Graph model and Graph databases
There is a difference between these two things – graph model and database. The first is a concept and theory how to treat graphs or any connected information. Graphs are very natural for engineering and manufacturing information. Check one of my previous articles – will graph db provide a perfect model for PLM.
Graph – traverse and link
Graph can also present huge opportunity to traverse and link information in PDM, PLM and other engineering systems. In one of my previous companies, I used semantic graph storage (triple store) to collect information about data to future sort and visualize it. The following video from my old work at Inforbix can give you an idea how semantic graph can be used to traverse and consolidate data.

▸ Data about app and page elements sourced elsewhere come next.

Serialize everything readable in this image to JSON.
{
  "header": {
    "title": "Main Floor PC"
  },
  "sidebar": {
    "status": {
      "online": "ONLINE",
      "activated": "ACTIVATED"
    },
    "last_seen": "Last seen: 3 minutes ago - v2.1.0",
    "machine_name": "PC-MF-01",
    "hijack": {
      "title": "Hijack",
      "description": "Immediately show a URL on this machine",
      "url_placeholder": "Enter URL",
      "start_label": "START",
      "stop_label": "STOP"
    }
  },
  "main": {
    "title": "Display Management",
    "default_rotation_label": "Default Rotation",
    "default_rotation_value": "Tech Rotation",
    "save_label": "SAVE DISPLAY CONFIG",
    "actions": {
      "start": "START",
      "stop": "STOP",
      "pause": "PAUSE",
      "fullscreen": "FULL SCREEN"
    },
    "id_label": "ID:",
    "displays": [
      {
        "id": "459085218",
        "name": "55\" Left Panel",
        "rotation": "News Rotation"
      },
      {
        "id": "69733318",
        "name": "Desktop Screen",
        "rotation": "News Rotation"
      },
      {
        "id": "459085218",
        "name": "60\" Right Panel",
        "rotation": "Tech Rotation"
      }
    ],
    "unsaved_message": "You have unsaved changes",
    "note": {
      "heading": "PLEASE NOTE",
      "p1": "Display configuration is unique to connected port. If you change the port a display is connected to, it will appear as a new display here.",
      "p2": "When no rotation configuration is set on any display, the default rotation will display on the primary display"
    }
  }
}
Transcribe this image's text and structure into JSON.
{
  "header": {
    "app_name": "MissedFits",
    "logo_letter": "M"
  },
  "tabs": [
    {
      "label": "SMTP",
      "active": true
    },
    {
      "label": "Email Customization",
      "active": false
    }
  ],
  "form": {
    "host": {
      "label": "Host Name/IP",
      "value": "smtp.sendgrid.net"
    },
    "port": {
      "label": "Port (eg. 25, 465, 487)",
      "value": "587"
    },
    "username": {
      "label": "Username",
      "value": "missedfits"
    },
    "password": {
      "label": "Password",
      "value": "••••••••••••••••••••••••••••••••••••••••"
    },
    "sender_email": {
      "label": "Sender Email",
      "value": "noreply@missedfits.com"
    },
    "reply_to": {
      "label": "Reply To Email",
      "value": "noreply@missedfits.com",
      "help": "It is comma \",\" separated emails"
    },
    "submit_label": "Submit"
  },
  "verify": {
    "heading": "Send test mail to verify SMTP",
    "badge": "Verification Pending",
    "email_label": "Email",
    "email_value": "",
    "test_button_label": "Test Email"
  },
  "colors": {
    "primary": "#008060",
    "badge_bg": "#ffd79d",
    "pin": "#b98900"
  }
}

Graph analysis and combining graphs
Another way to look at graphs is to think how to collect intelligence by combining information from multiple graphs. At OpenBOM (disclaimer – I’m co-founder and CEO), we can make analysis of data in different product structures (BOMs) to help in decision support for example in choosing right parts.
Check one of OpenBOM blog articles – BOM and Global product graph.
What is my conclusion? Graphs are beautiful and fascinating. You can think that all successful businesses of 21st century were built on top of network effect. Graph databases hold lot of unrealized potential in the next few years as companies will be moving towards better analysis and data exploration. Graph databases are not new, but they’re also not pervasive. Yet. What are they? Why should I care? What are the implications for Graph databases in design and engineering? How do I get started? I provided some information in the article, but if you are interested about what did and doing now with graphs, please reach me out, don’t be shy. Just my thoughts…
Want to learn more about PLM? Check out my new PLM Book website.
Disclaimer: I’m co-founder and CEO of OpenBOM developing cloud based bill of materials and inventory management tool for manufacturing companies, hardware startups and supply chain. My opinion can be unintentionally biased.